Citing a “virtual tsunami” of environmental marketing claims during the past few years, the Federal Trade Commission (FTC) recently announced several initiatives designed to ensure that such claims do not confuse or mislead consumers. These initiatives are particularly relevant to anyone promoting green developments, touting building materials as green, or otherwise attempting to obtain a green certification for a project.  

The Role of the FTC

On June 9, 2009, James A. Kohm, Associate Director of the Enforcement Division in the FTC’s Bureau of Consumer Protection, testified before a subcommittee of the Committee on Energy and Commerce of the U.S. House of Representatives. Mr. Kohm’s testimony described the three roles the FTC plays with respect to companies that tout green attributes (such as the recycled material content) of their products and services:  

  • First, the agency promulgates rules and guides (the “Green Guides”) to make the “rules of the road” clear for businesses.  
  • Second, the FTC challenges fraudulent and deceptive advertisements through enforcement actions.  
  • Third, the FTC publishes materials to help consumers make informed purchasing decisions.  

Mr. Kohm’s then described in detail the FTC’s work in each of these three areas.  

Mr. Kohm explained that the FTC is currently reviewing its Green Guides to make sure they address new green marketing claims that were not in use when the Green Guides were first issued (in 1992) or later revised (in 1996 and 1998). The Green Guides, which apply to all forms of environmental marketing, consist of general principles, specific guidance, and examples on the use of environmental claims. The Green Guides are not enforceable regulations. If, however, a marketer makes claims that are inconsistent with the Green Guides, the FTC can take action under Section 5 of the FTC Act, which prohibits unfair or deceptive practices.

The FTC recently held a series of public workshops and sought public comments to explore three new green marketing issues: carbon offsets and renewable energy, green packaging claims, and claims for green building and textiles. Mr. Kohm explained that the FTC plans to conduct its own research on consumer perceptions of such terms as “green,” “renewable,” “eco-friendly,” “sustainable,” and “carbon neutral,” and expects to revise the Green Guides based on its research and input from the public workshops later this year.

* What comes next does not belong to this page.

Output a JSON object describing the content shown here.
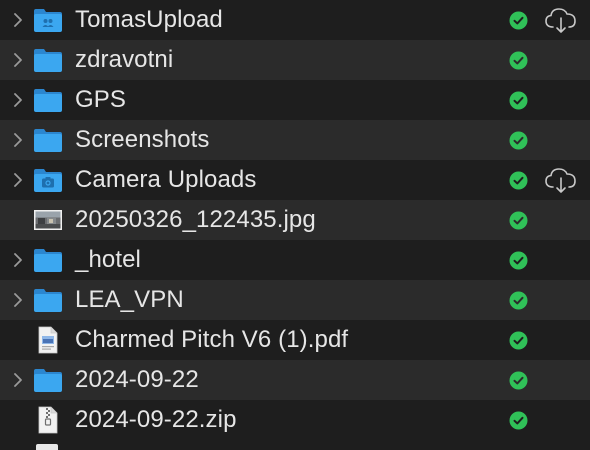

Mr. Kohm also described recent enforcement actions challenging green marketing claims involving the construction industry. For instance, the FTC recently targeted marketers of home insulation claiming that the marketers overstated the insulating properties of their products. In addition, the FTC has gone after marketers claiming their products were biodegradable when the products do not “decompose into elements found in nature within a reasonably short period of time after customary disposal.” Similar enforcement cases can be expected involving other building materials. In such enforcement actions, the FTC typically seeks civil penalties and injunctive relief.  

Finally, Mr. Kohm described several consumer education products relevant to the construction industry. For instance, the FTC has issued guidance entitled, “Sorting out Green Advertising Claims.” The agency’s interactive website, Saving Starts @ Home, also offers tips to help consumers conserve energy and save money when purchasing insulation, heaters, and similar building products.  

These recent FTC initiatives with respect to green claims involving building products are not surprising. When the FTC announced the public workshops focusing on green claims involving building materials, it noted the increased demand for green construction and the fact that green marketing claims had become “prevalent for a wide range of building products including flooring, carpeting, paint, wallpaper, lighting, insulation, and windows.” The FTC also mentioned that such claims are often supported by third-party certification programs which have grown substantially since the last revision of the Green Guides. The FTC’s goal is to make sure that such claims and certifications are not misleading to customers.  

Examples of green building certification programs include the Green Building Council’s Leadership in Energy and Environmental Design program (LEED); the National Association of Homebuilders’ Green Building Standard; and Green Globes’ Green Building Initiative. Builders also can obtain an “environmentally friendly” certification from the federal government through the Energy Star program, which certifies homes based on energy use.  

The Danger of Greenwashing

Until the FTC provides additional guidance, the construction industry and marketers of building products need to make certain that any claims about the green attributes of their products or services are clear, truthful, and independently substantiated. If a company engages in “greenwashing,” the term being used to describe vague or misleading green marketing claims, it may face more consequences than simply potential FTC enforcement. Companies engaged in greenwashing could be subject to claims by consumers or competitors based on breach of contract, fraud, unfair competition, or detrimental reliance. They could find themselves restricted from selling their products through retailers who have announced plans to assess independently the green attributes of the products they sell. They could also experience consumer backlash and brand dilution if the green claims are perceived by the public as bogus. Consumer blogs are happy to identify and rate green marketing claims. See, for example, http://www.greenwashingindex.com/. So, while consumer demand will continue to require building product and construction companies to advertise the green attributes of their products and services, they need to be sure that any such green claims are legitimate.